Work order:
Copy out each line below in which the string "works" appears.

═══ Excerpted records ═══

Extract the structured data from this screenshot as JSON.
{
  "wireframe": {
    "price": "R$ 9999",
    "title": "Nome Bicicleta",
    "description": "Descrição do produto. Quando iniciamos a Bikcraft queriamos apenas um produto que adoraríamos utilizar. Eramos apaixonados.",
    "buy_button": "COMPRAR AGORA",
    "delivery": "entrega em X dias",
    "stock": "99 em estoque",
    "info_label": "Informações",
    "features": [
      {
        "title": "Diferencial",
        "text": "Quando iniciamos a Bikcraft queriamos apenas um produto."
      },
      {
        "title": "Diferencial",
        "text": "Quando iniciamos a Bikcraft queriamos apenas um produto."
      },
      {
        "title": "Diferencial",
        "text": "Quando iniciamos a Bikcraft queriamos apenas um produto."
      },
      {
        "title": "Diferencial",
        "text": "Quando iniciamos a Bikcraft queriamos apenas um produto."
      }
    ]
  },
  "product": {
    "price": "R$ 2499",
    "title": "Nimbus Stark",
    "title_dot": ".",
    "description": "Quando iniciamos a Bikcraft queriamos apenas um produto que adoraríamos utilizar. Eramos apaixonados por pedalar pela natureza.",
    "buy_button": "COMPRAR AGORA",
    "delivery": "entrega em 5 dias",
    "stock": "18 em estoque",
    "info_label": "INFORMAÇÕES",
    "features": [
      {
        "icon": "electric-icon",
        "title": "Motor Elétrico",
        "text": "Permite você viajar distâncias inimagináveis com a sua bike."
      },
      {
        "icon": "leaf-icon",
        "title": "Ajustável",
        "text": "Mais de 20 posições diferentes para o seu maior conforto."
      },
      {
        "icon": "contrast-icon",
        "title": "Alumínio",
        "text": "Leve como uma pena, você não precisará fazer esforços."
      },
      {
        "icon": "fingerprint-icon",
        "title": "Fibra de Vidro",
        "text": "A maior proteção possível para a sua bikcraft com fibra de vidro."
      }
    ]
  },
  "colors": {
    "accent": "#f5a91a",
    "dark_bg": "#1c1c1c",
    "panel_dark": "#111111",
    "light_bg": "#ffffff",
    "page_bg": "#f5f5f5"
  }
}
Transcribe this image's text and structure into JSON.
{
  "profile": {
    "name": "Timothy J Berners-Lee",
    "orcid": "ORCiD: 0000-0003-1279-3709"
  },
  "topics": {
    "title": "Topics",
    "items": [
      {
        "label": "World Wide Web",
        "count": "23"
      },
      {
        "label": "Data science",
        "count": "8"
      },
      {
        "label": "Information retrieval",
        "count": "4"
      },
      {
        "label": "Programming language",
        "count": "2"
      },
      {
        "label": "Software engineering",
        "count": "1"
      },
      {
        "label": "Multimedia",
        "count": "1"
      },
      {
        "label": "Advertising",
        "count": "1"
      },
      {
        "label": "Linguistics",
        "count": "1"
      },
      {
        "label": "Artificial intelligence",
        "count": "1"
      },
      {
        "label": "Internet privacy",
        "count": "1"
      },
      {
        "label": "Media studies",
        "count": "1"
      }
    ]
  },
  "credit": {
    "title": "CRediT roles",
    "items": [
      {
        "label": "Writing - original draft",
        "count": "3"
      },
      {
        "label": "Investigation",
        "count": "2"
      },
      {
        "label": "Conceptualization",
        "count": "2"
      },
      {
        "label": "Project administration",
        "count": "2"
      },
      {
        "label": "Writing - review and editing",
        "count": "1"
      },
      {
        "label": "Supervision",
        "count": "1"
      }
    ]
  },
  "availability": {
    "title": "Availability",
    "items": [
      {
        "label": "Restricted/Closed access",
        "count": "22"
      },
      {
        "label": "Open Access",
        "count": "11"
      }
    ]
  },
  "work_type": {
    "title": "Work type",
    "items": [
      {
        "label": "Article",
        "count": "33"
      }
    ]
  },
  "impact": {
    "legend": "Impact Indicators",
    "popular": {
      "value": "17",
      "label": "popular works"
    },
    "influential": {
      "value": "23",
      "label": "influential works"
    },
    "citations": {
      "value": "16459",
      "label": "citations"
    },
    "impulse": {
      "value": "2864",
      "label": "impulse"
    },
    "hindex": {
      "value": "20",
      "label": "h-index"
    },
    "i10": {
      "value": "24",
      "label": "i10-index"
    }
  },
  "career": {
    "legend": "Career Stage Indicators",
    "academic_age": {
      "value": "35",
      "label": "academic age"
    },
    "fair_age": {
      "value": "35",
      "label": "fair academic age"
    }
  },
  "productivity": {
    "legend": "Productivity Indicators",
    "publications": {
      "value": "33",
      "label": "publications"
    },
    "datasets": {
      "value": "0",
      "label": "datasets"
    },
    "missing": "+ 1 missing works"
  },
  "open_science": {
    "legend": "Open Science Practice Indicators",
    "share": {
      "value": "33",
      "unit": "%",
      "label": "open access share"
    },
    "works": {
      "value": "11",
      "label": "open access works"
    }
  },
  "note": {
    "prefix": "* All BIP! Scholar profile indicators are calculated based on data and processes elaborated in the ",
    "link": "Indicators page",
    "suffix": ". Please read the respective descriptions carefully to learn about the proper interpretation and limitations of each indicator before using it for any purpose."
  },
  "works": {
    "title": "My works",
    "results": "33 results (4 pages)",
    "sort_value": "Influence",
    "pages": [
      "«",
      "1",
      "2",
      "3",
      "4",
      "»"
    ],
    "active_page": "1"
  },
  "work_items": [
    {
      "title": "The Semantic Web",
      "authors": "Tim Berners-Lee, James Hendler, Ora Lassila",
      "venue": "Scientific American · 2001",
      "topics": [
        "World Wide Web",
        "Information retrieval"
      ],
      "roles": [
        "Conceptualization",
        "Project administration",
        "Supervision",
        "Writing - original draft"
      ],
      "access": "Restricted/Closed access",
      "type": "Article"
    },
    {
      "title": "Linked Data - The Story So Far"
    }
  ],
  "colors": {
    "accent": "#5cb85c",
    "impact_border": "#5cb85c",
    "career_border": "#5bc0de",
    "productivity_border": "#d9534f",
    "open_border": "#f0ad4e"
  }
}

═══

Solved problem:
      "label": "popular works"
      "label": "influential works"
    "missing": "+ 1 missing works"
    "works": {
      "label": "open access works"
  "works": {
    "title": "My works",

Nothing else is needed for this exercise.